Exactly 1 year from today my term on the MCPS BOE will come 2 an end. It has been & will continue 2 be an honor & a privilege 2 serve the students, (families),teachers & staff. While I choose not be a candidate 4 re-election in 2020 there are other ways I will continue to serve.
— Jeanette Dixon (@dixon_jeanette) December 1, 2019
A Silver Spring resident, Dixon is the only school board member up for re-election who will not run. Board President Shebra Evans and District 2 board member Rebecca Smondrowski told Bethesda Beat in October they will seek another term in 2020.
No candidates had officially filed with the Montgomery County Board of Elections as of Saturday night.
Dixon on Saturday said “there are other ways” she will serve students and families, but declined to elaborate.
A former teacher and principal, Dixon worked for MCPS for 30 years before retiring in 2013. Her career, paired with four years on the school board, gives a “unique perspective” about “how the system works, and also how it doesn’t,” Dixon said, hinting at the possibility of someday writing a book.
Dixon highlighted work to update the MCPS school transfer policy to be more “family- and student-centered,” changing substitute teaching requirements to increase the number of fill-in teachers available for schools and pursuing more open and transparent data about student reading proficiency as some of her proudest moments on the board.
“While there’s still work to be done, I don’t think one should think only they can do that,” Dixon said. “There will be other people out there who will be progressive and have the same passion for students and I will be happy to continue mentoring a younger generation of leaders in MCPS and being available to help families when they need it.”
Dixon cautioned that she won’t be a “lame duck” in the next year and will continue to push for the board to be responsive to the public’s concerns, transparent and good stewards of its $2.68 billion budget.
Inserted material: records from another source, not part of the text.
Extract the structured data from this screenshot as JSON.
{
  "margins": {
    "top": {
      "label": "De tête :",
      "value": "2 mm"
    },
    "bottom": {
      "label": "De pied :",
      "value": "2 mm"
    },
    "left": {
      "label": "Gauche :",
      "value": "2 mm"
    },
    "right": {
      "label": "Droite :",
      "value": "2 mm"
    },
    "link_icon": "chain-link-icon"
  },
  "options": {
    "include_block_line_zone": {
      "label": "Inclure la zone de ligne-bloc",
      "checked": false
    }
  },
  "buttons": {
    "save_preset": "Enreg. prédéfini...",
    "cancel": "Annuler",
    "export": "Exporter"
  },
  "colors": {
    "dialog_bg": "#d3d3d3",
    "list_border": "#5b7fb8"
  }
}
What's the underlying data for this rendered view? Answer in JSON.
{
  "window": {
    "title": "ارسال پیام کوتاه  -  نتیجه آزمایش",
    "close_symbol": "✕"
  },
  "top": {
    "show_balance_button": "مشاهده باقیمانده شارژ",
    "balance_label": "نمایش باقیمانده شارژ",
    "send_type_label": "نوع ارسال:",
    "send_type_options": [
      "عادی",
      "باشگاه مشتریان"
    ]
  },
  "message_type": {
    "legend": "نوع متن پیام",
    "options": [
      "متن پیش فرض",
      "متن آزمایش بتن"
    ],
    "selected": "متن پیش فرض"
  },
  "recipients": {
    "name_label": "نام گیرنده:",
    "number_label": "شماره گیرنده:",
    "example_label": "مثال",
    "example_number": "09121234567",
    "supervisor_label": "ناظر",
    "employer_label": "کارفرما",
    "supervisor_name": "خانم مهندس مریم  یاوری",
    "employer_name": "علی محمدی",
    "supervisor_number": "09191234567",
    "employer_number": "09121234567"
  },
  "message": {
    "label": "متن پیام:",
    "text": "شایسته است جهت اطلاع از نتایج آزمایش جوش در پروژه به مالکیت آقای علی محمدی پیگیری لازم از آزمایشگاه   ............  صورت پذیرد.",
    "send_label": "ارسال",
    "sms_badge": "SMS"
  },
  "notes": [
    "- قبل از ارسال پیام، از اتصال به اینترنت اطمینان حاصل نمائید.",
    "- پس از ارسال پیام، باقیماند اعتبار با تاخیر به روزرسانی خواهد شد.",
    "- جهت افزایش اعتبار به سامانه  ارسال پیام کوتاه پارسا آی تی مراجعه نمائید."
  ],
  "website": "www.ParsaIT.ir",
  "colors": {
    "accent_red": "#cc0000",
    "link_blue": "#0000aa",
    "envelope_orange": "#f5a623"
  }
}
Dixon ran against eight-year incumbent Philip Kauffman in 2016 and won. She had not run for election to the school board before.
Along with her duties on the school board, Dixon cares for her mother, who had a stroke four years ago and is partially paralyzed.
Dixon holds a history degree from American University and a master’s degree in educational administration and supervision from Loyola College. She is the chair of the board’s Fiscal Management Committee and a member of the Strategic Planning Committee.
“I don’t consider myself a lame duck in any way, and would caution those who might treat me as such,” Dixon said. “After this year, though, it’s just time for me to serve in other ways.”
Caitlynn Peetz can be reached at firstname.lastname@example.org